Conspecifics inhabiting divergent environments frequently differ in morphology, physiology and performance, but the interrelationships amongst traits and with Darwinian fitness remains poorly understood. We investigated population differentiation in morphology, metabolic rate and swimming performance in three-spined sticklebacks (Gasterosteus aculeatus L.), contrasting a marine/ancestral population with two distinct freshwater morphotypes derived from it: the ‘typical’ low-plated morph, and a unique ‘small-plated’ morph. We test the hypothesis that similar to plate loss in other freshwater populations, reduction in lateral plate size also evolved in response to selection. Additionally, we test how morphology, physiology, and performance have evolved in concert as a response to differences in selection between marine and freshwater environments. We raised pure-bred second generation fish originating from three populations and quantified their lateral plate coverage, burst- and critical swimming speeds, as well as standard and active metabolic rates. Using a multivariate QST-FST framework, we detected signals of directional selection on metabolic physiology and lateral plate coverage, notably demonstrating that selection is responsible for the reduction of lateral plate coverage in a small-plated stickleback population. We also uncovered signals of multivariate selection amongst all bivariate trait combinations except the two metrics of swimming performance. Divergence between the freshwater and marine populations exceeded neutral expectation in morphology and in most physiological and performance traits, indicating that adaptation to freshwater habitats has occurred, but through different combinations of traits in different populations.

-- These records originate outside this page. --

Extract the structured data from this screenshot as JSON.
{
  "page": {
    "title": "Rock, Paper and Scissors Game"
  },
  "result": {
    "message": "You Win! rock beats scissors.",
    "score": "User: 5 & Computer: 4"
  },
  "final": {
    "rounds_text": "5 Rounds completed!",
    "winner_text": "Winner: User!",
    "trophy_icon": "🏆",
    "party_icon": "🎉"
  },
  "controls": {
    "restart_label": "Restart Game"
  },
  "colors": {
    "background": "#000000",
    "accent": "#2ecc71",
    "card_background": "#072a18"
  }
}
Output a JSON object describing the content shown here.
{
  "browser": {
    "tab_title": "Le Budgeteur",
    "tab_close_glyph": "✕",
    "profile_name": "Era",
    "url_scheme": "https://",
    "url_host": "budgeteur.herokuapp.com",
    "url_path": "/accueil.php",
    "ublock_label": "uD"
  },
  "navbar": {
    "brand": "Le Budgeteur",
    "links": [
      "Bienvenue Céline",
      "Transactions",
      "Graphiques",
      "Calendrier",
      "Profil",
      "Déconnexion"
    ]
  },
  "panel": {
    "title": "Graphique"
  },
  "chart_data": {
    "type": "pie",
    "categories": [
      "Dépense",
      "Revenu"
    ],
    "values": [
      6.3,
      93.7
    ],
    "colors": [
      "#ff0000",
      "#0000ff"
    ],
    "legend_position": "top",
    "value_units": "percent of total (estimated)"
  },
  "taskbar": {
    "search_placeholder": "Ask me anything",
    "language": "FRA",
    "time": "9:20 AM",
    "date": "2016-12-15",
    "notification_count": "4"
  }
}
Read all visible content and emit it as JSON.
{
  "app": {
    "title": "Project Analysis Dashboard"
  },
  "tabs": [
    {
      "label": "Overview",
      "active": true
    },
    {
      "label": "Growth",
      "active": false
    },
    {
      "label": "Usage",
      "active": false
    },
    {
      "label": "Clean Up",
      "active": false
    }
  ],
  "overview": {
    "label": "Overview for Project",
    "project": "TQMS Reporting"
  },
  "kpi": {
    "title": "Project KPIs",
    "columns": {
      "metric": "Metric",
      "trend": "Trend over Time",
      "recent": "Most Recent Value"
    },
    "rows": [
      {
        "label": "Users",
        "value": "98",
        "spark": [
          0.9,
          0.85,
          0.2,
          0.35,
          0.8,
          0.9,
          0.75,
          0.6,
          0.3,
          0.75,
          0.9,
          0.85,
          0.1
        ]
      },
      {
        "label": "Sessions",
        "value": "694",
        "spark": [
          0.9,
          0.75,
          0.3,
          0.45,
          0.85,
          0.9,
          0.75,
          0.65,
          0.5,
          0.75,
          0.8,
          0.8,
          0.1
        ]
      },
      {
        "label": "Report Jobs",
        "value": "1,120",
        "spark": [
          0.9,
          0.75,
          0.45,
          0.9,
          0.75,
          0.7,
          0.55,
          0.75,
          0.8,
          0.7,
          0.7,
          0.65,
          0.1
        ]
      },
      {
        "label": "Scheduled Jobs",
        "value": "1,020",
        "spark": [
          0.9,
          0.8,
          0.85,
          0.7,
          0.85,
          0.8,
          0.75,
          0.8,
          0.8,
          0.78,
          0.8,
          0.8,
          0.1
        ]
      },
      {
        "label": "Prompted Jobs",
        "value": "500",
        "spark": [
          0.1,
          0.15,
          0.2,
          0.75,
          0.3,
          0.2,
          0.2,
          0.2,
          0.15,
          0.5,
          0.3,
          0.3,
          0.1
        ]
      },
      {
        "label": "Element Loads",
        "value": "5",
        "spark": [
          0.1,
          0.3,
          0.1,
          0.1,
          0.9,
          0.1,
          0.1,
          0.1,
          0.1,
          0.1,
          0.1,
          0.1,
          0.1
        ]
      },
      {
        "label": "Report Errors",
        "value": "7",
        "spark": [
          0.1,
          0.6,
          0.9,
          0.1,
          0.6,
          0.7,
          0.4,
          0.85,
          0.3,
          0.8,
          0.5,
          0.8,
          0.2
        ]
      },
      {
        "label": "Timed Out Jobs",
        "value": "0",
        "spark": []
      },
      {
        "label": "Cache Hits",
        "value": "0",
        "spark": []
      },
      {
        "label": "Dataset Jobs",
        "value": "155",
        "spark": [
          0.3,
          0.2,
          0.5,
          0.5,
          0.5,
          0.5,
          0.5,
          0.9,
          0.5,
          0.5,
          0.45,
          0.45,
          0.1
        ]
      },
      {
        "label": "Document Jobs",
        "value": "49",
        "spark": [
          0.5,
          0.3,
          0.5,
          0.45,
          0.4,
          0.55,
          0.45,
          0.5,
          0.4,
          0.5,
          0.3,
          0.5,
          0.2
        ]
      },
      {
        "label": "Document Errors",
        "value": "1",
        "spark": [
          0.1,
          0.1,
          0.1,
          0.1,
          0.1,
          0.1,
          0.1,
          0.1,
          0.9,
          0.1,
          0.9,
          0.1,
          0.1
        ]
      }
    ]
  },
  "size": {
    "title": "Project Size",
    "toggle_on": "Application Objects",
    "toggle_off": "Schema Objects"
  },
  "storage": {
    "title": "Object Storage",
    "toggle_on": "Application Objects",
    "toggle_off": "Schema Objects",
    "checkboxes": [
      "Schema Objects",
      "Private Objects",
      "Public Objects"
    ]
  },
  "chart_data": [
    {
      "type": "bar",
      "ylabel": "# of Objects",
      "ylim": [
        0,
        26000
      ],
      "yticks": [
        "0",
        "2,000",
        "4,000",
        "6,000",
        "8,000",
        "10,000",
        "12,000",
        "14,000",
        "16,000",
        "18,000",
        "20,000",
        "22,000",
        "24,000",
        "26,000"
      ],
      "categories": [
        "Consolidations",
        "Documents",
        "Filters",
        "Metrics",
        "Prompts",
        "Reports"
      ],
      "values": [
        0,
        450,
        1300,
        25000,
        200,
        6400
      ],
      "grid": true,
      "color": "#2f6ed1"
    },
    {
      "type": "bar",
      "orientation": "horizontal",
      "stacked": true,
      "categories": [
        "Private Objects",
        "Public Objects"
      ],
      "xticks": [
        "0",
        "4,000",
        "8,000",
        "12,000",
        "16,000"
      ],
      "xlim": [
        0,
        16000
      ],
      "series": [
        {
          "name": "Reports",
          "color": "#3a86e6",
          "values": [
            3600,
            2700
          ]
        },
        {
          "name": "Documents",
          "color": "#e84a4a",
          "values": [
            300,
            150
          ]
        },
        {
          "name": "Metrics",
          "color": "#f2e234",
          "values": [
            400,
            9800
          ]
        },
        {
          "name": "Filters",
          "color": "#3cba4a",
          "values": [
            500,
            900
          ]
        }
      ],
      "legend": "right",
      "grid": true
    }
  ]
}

These results highlight both the complex interplay between morphology, physiology and performance in local adaptation, and a framework for their investigation.